WORK TO COMPLETE: Each of the records that follow needs an exact reproduction.

RECORDS FOR THIS TASK:
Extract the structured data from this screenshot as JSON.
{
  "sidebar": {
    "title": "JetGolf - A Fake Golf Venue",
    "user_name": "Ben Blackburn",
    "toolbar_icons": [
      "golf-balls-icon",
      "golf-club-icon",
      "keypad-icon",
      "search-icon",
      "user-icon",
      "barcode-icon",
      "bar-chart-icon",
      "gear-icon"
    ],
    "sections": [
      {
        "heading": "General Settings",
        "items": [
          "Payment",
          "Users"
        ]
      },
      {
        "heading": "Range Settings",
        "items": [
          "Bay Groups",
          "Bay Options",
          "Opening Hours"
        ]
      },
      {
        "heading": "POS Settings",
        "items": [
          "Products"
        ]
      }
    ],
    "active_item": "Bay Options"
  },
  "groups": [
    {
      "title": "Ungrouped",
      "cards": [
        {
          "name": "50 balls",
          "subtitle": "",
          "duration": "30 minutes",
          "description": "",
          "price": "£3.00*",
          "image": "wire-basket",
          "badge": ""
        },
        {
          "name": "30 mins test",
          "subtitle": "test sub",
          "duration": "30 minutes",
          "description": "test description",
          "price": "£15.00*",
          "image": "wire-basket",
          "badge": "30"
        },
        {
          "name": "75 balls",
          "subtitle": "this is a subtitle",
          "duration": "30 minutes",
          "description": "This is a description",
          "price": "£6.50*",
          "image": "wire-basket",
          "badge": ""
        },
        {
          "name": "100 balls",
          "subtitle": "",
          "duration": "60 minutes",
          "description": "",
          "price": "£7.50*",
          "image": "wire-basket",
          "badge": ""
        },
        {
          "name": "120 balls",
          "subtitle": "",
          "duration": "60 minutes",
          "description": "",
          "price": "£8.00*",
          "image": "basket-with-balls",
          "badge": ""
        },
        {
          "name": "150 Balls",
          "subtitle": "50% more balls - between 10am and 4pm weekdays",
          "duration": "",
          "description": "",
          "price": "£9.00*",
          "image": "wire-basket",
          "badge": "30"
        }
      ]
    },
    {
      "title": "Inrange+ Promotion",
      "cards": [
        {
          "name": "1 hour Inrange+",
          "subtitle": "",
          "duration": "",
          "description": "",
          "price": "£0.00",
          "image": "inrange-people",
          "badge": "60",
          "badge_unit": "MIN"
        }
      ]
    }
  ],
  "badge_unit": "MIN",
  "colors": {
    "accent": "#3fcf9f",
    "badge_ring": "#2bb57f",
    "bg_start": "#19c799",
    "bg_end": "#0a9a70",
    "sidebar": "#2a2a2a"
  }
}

RESULT OF THIS TASK:
Extract the structured data from this screenshot as JSON.
{
  "sidebar": {
    "title": "JetGolf - A Fake Golf Venue",
    "user_name": "Ben Blackburn",
    "toolbar_icons": [
      "golf-balls-icon",
      "golf-club-icon",
      "keypad-icon",
      "search-icon",
      "user-icon",
      "barcode-icon",
      "bar-chart-icon",
      "gear-icon"
    ],
    "sections": [
      {
        "heading": "General Settings",
        "items": [
          "Payment",
          "Users"
        ]
      },
      {
        "heading": "Range Settings",
        "items": [
          "Bay Groups",
          "Bay Options",
          "Opening Hours"
        ]
      },
      {
        "heading": "POS Settings",
        "items": [
          "Products"
        ]
      }
    ],
    "active_item": "Bay Options"
  },
  "groups": [
    {
      "title": "Ungrouped",
      "cards": [
        {
          "name": "50 balls",
          "subtitle": "",
          "duration": "30 minutes",
          "description": "",
          "price": "£3.00*",
          "image": "wire-basket",
          "badge": ""
        },
        {
          "name": "30 mins test",
          "subtitle": "test sub",
          "duration": "30 minutes",
          "description": "test description",
          "price": "£15.00*",
          "image": "wire-basket",
          "badge": "30"
        },
        {
          "name": "75 balls",
          "subtitle": "this is a subtitle",
          "duration": "30 minutes",
          "description": "This is a description",
          "price": "£6.50*",
          "image": "wire-basket",
          "badge": ""
        },
        {
          "name": "100 balls",
          "subtitle": "",
          "duration": "60 minutes",
          "description": "",
          "price": "£7.50*",
          "image": "wire-basket",
          "badge": ""
        },
        {
          "name": "120 balls",
          "subtitle": "",
          "duration": "60 minutes",
          "description": "",
          "price": "£8.00*",
          "image": "basket-with-balls",
          "badge": ""
        },
        {
          "name": "150 Balls",
          "subtitle": "50% more balls - between 10am and 4pm weekdays",
          "duration": "",
          "description": "",
          "price": "£9.00*",
          "image": "wire-basket",
          "badge": "30"
        }
      ]
    },
    {
      "title": "Inrange+ Promotion",
      "cards": [
        {
          "name": "1 hour Inrange+",
          "subtitle": "",
          "duration": "",
          "description": "",
          "price": "£0.00",
          "image": "inrange-people",
          "badge": "60",
          "badge_unit": "MIN"
        }
      ]
    }
  ],
  "badge_unit": "MIN",
  "colors": {
    "accent": "#3fcf9f",
    "badge_ring": "#2bb57f",
    "bg_start": "#19c799",
    "bg_end": "#0a9a70",
    "sidebar": "#2a2a2a"
  }
}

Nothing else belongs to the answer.